= Beginning of Section =

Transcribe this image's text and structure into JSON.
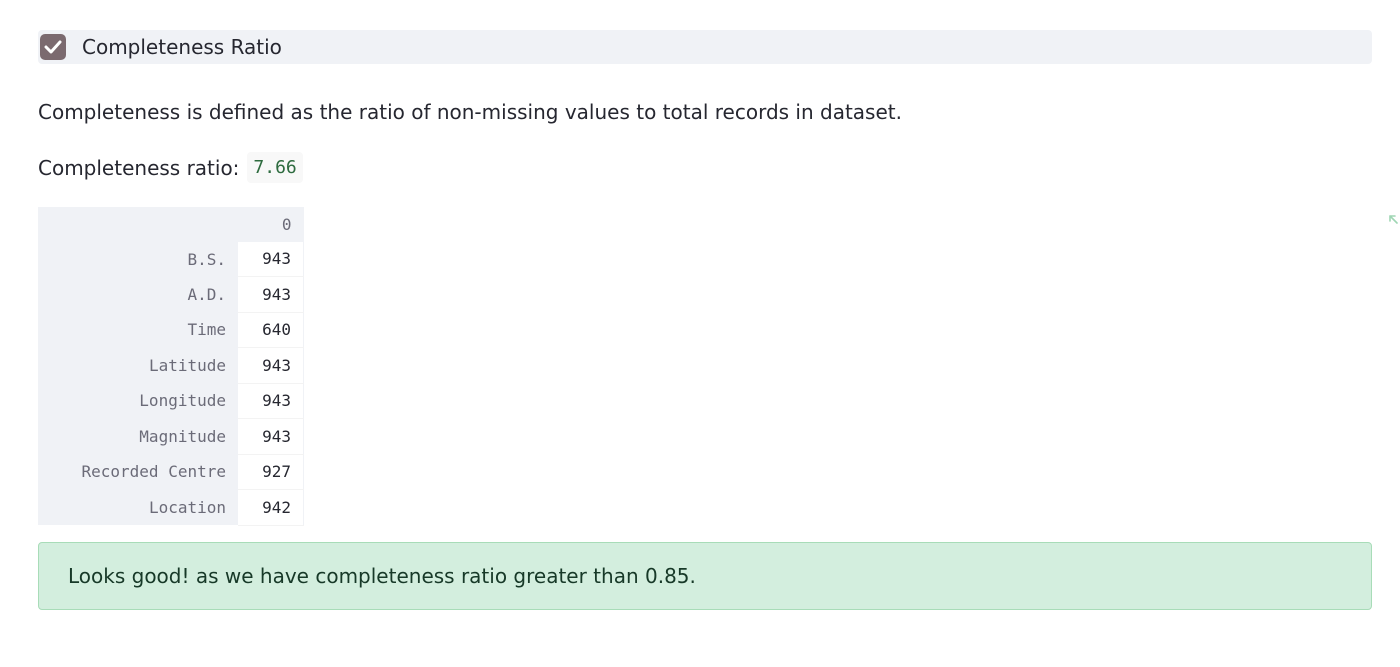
{
  "checkbox": {
    "label": "Completeness Ratio",
    "checked": true,
    "color": "#7b6a6f"
  },
  "description": "Completeness is defined as the ratio of non-missing values to total records in dataset.",
  "ratio": {
    "label": "Completeness ratio:",
    "value": "7.66"
  },
  "table": {
    "column_header": "0",
    "rows": [
      {
        "label": "B.S.",
        "value": "943"
      },
      {
        "label": "A.D.",
        "value": "943"
      },
      {
        "label": "Time",
        "value": "640"
      },
      {
        "label": "Latitude",
        "value": "943"
      },
      {
        "label": "Longitude",
        "value": "943"
      },
      {
        "label": "Magnitude",
        "value": "943"
      },
      {
        "label": "Recorded Centre",
        "value": "927"
      },
      {
        "label": "Location",
        "value": "942"
      }
    ]
  },
  "success_message": "Looks good! as we have completeness ratio greater than 0.85.",
  "icons": {
    "checkbox": "check-icon",
    "expand": "expand-icon"
  },
  "colors": {
    "success_bg": "#d3eede",
    "success_text": "#173928",
    "code_text": "#2e6b3f"
  }
}
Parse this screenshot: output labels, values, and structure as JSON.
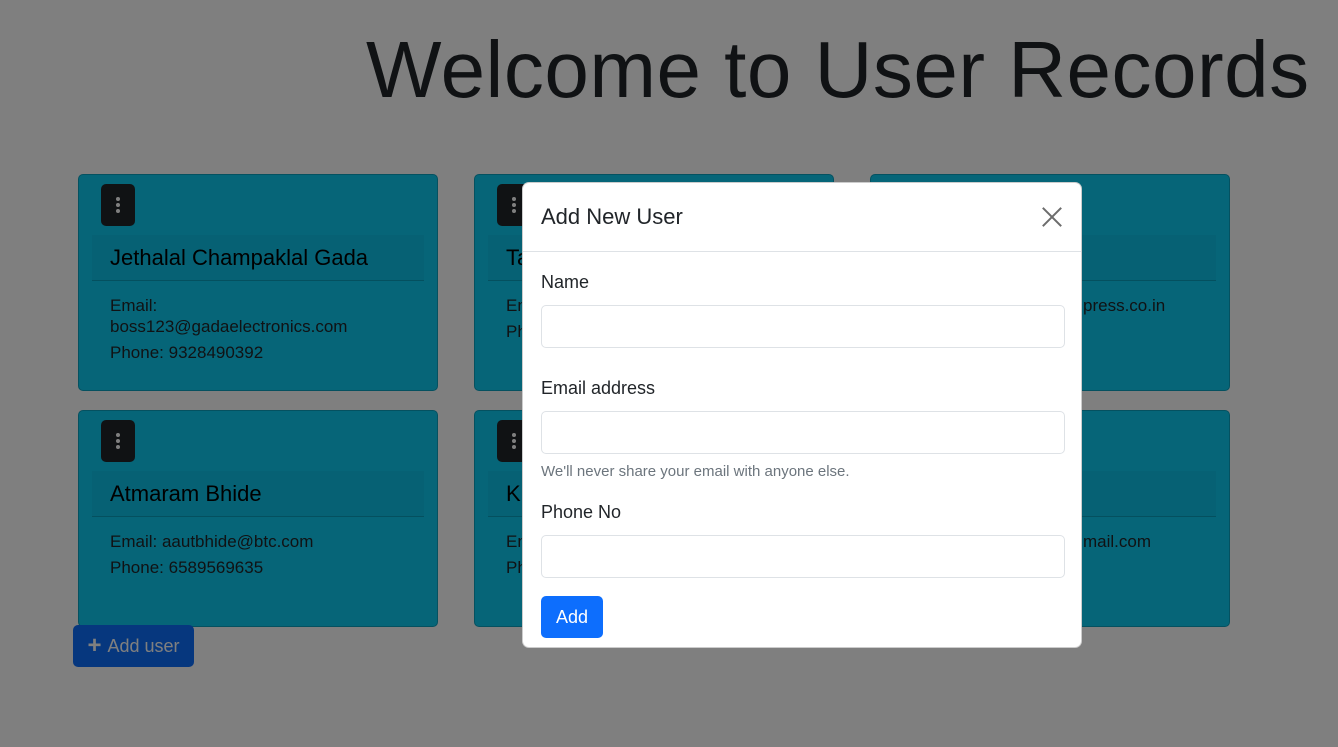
{
  "page": {
    "title": "Welcome to User Records"
  },
  "users": [
    {
      "name": "Jethalal Champaklal Gada",
      "email_label": "Email:",
      "email": "boss123@gadaelectronics.com",
      "phone_label": "Phone:",
      "phone": "9328490392"
    },
    {
      "name": "Ta",
      "email_label": "Em",
      "email": "",
      "phone_label": "Ph",
      "phone": ""
    },
    {
      "name": "",
      "email_label": "",
      "email": "press.co.in",
      "phone_label": "",
      "phone": ""
    },
    {
      "name": "Atmaram Bhide",
      "email_label": "Email:",
      "email": "aautbhide@btc.com",
      "phone_label": "Phone:",
      "phone": "6589569635"
    },
    {
      "name": "Ki",
      "email_label": "Em",
      "email": "",
      "phone_label": "Ph",
      "phone": ""
    },
    {
      "name": "",
      "email_label": "",
      "email": "mail.com",
      "phone_label": "",
      "phone": ""
    }
  ],
  "actions": {
    "add_user_label": "Add user",
    "add_user_icon": "plus-icon"
  },
  "modal": {
    "title": "Add New User",
    "close_icon": "close-icon",
    "name_label": "Name",
    "name_value": "",
    "email_label": "Email address",
    "email_value": "",
    "email_help": "We'll never share your email with anyone else.",
    "phone_label": "Phone No",
    "phone_value": "",
    "submit_label": "Add"
  },
  "colors": {
    "card_background": "#0dcaf0",
    "primary_button": "#0d6efd",
    "backdrop": "rgba(0,0,0,0.5)"
  }
}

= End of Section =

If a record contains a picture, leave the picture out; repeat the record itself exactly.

Transcribe this image's text and structure into JSON.
{
  "checkbox": {
    "label": "Completeness Ratio",
    "checked": true,
    "color": "#7b6a6f"
  },
  "description": "Completeness is defined as the ratio of non-missing values to total records in dataset.",
  "ratio": {
    "label": "Completeness ratio:",
    "value": "7.66"
  },
  "table": {
    "column_header": "0",
    "rows": [
      {
        "label": "B.S.",
        "value": "943"
      },
      {
        "label": "A.D.",
        "value": "943"
      },
      {
        "label": "Time",
        "value": "640"
      },
      {
        "label": "Latitude",
        "value": "943"
      },
      {
        "label": "Longitude",
        "value": "943"
      },
      {
        "label": "Magnitude",
        "value": "943"
      },
      {
        "label": "Recorded Centre",
        "value": "927"
      },
      {
        "label": "Location",
        "value": "942"
      }
    ]
  },
  "success_message": "Looks good! as we have completeness ratio greater than 0.85.",
  "icons": {
    "checkbox": "check-icon",
    "expand": "expand-icon"
  },
  "colors": {
    "success_bg": "#d3eede",
    "success_text": "#173928",
    "code_text": "#2e6b3f"
  }
}
Parse this screenshot: output labels, values, and structure as JSON.
{
  "page": {
    "title": "Welcome to User Records"
  },
  "users": [
    {
      "name": "Jethalal Champaklal Gada",
      "email_label": "Email:",
      "email": "boss123@gadaelectronics.com",
      "phone_label": "Phone:",
      "phone": "9328490392"
    },
    {
      "name": "Ta",
      "email_label": "Em",
      "email": "",
      "phone_label": "Ph",
      "phone": ""
    },
    {
      "name": "",
      "email_label": "",
      "email": "press.co.in",
      "phone_label": "",
      "phone": ""
    },
    {
      "name": "Atmaram Bhide",
      "email_label": "Email:",
      "email": "aautbhide@btc.com",
      "phone_label": "Phone:",
      "phone": "6589569635"
    },
    {
      "name": "Ki",
      "email_label": "Em",
      "email": "",
      "phone_label": "Ph",
      "phone": ""
    },
    {
      "name": "",
      "email_label": "",
      "email": "mail.com",
      "phone_label": "",
      "phone": ""
    }
  ],
  "actions": {
    "add_user_label": "Add user",
    "add_user_icon": "plus-icon"
  },
  "modal": {
    "title": "Add New User",
    "close_icon": "close-icon",
    "name_label": "Name",
    "name_value": "",
    "email_label": "Email address",
    "email_value": "",
    "email_help": "We'll never share your email with anyone else.",
    "phone_label": "Phone No",
    "phone_value": "",
    "submit_label": "Add"
  },
  "colors": {
    "card_background": "#0dcaf0",
    "primary_button": "#0d6efd",
    "backdrop": "rgba(0,0,0,0.5)"
  }
}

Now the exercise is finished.